If you can make one heap of all your winnings
And risk it on one turn of pitch and toss,
And lose, and start again at your beginnings
And never breathe a word about your loss;

If you can force your heart and nerve and sinew
To serve your turn long after they are gone,
And so hold on when there is nothing in you
Except the Will which says to them: ‘Hold on!’

If you can talk with crowds and keep your virtue,
Or walk with kings – nor lose the common touch,
If neither foes nor loving friends can hurt you,
If all men count with you, but none too much;

If you can fill the unforgiving minute
With sixty seconds worth of distance run
Yours is the Earth and everything that’s in it,
And – which is more – you’ll be a Man my son!

Richard III

When I joined the Army, my father read this to me. He had also served in the very regiment I was to join.

From Shakespeare – Richard III
Before a big battle… Maybe a hopeless one.

This story shall the good man teach his son; And Crispin Crispian shall ne’er go by, From this day to the ending of the world, But we in it shall be remember’d; We few, we happy few, we band of brothers; For he to-day that sheds his blood with me Shall be my brother; be he ne’er so vile, This day shall gentle his condition: And gentlemen in England now a-bed Shall think themselves accursed they were not here, And hold their manhood’s cheap whiles any speaks That fought with us upon Saint Crispin’s day.

Nothing Gold Can Stay
– by Robert Frost –

Nature’s first green is gold,
Her hardest hue to hold.
Her early leaf’s a flower;
But only so an hour.
Then leaf subsides to leaf.
So Eden sank to grief,
So dawn goes down to day.
Nothing gold can stay.
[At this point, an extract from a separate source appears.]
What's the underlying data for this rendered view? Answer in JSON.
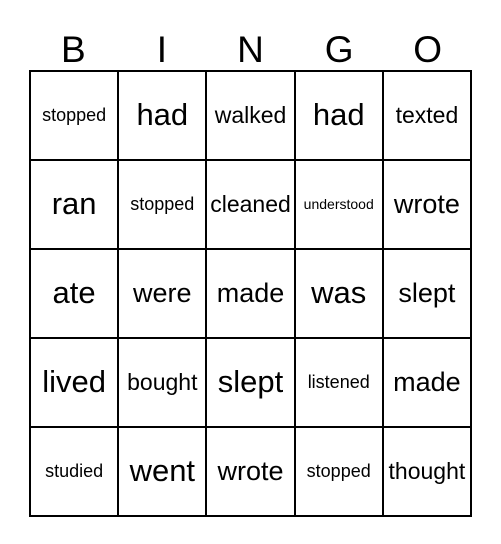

My Favorite quotes and thoughts from Mahatma Gandhi

Good and Evil

– Satan’s snares are most subtly laid and are the most tempting when the dividing line between right and wrong is so thin as to be imperceptible. T-2-55

– Satan mostly employs comparatively moral instruments and the language of ethics to give his aims an air of respectability. T-2-17

– Satan’s successes are the greatest when he appears with the name of God on his lips. MM-231

– God rules even where Satan seems to hold sway, because the latter exists only on God’s sufferance. T-7-147

War

– War knows no law except that of might. T-7-144

– When there is war, the poet lays down the lyre, the lawyer his law reports, the schoolboy his books. T-2-6

– Exploitation and domination of one nation over another can have no place in a world striving to put an end to all war. T-7-2

Source: Mahatma Gandhi [Last phase, Vol. II (1958), P. 65].

Shylock

When I was at the club in Las Vegas, in the sauna with Sir Jason, a gentleman came in and started talking about people, races and Jewish people. He asked openly what was a Jew and what did they look like. I remembered this from school and recited it word for word. When I was done, he just left without a word. As a Christian person, I have trouble with that kind of thinking.

Shylock by William Shakespeare

I am a Jew. Hath not a Jew eyes? hath not a Jew hands, organs, dimensions, senses, affections, passions? fed with the same food, hurt with the same weapons, subject to the same diseases, healed by the same means, warmed and cooled by the same winter and summer, as a Christian is? If you prick us, do we not bleed? if you tickle us, do we not laugh? if you poison us, do we not die? and if you wrong us, shall we not revenge? If we are like you in the rest, we will resemble you in that. If a Jew wrong a Christian, what is his humility? Revenge. If a Christian wrong a Jew, what should his sufferance be by Christian example? Why, revenge. The villany you teach me, I will execute, and it shall go hard but I will better the instruction.

Vince Lombardi

“Winning is not a sometime thing: it’s an all the time thing. You don’t win once in a while; you don’t do the right thing once in a while; you do them right all the time. Winning is a habit. Unfortunately, so is losing.”

Innocents Abroad
– by Mark Twain –

Travel is fatal to prejudice, bigotry, and narrow-mindedness, and many of our people need it sorely on these accounts. Broad, wholesome, charitable views of men and things cannot be acquired by vegetating in one little corner of the earth all one’s lifetime.

My philosophy is simple:Trying to help people everyj day,in some small way,makes me happy

-Sir Raymond Winters